Dataset rows describing interfaces
* * * * * * * * *

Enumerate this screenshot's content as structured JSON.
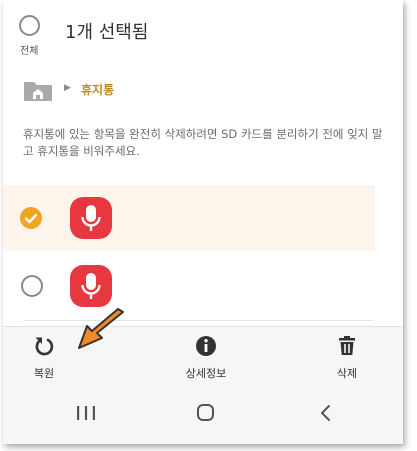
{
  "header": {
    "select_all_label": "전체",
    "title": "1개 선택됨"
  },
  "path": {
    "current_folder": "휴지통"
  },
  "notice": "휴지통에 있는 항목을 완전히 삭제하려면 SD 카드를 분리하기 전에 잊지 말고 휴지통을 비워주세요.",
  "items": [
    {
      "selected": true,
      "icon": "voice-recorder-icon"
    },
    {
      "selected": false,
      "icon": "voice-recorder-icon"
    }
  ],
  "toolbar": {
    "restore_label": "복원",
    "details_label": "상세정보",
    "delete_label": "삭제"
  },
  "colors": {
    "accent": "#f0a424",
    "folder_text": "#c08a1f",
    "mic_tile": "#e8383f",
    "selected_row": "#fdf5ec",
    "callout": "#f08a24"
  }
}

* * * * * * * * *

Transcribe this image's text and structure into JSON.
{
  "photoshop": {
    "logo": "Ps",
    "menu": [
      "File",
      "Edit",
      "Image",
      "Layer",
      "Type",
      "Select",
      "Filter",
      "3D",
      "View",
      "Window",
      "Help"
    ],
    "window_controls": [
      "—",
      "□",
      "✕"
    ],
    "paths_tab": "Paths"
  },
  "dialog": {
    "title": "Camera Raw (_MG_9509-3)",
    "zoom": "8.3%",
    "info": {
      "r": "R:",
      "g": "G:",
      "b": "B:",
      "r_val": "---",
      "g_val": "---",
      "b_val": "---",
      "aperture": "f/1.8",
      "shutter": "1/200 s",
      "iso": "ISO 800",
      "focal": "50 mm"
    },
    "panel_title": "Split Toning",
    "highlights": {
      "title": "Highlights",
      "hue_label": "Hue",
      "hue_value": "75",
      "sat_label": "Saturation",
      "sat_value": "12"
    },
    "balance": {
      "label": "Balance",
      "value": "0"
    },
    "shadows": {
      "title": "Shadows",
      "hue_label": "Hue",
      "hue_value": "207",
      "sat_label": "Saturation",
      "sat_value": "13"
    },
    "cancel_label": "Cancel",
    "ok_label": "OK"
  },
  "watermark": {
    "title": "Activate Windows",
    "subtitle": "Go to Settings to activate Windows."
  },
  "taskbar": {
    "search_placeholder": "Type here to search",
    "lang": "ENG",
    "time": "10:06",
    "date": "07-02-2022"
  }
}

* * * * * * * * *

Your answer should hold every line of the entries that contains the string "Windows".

    "title": "Activate Windows",
    "subtitle": "Go to Settings to activate Windows."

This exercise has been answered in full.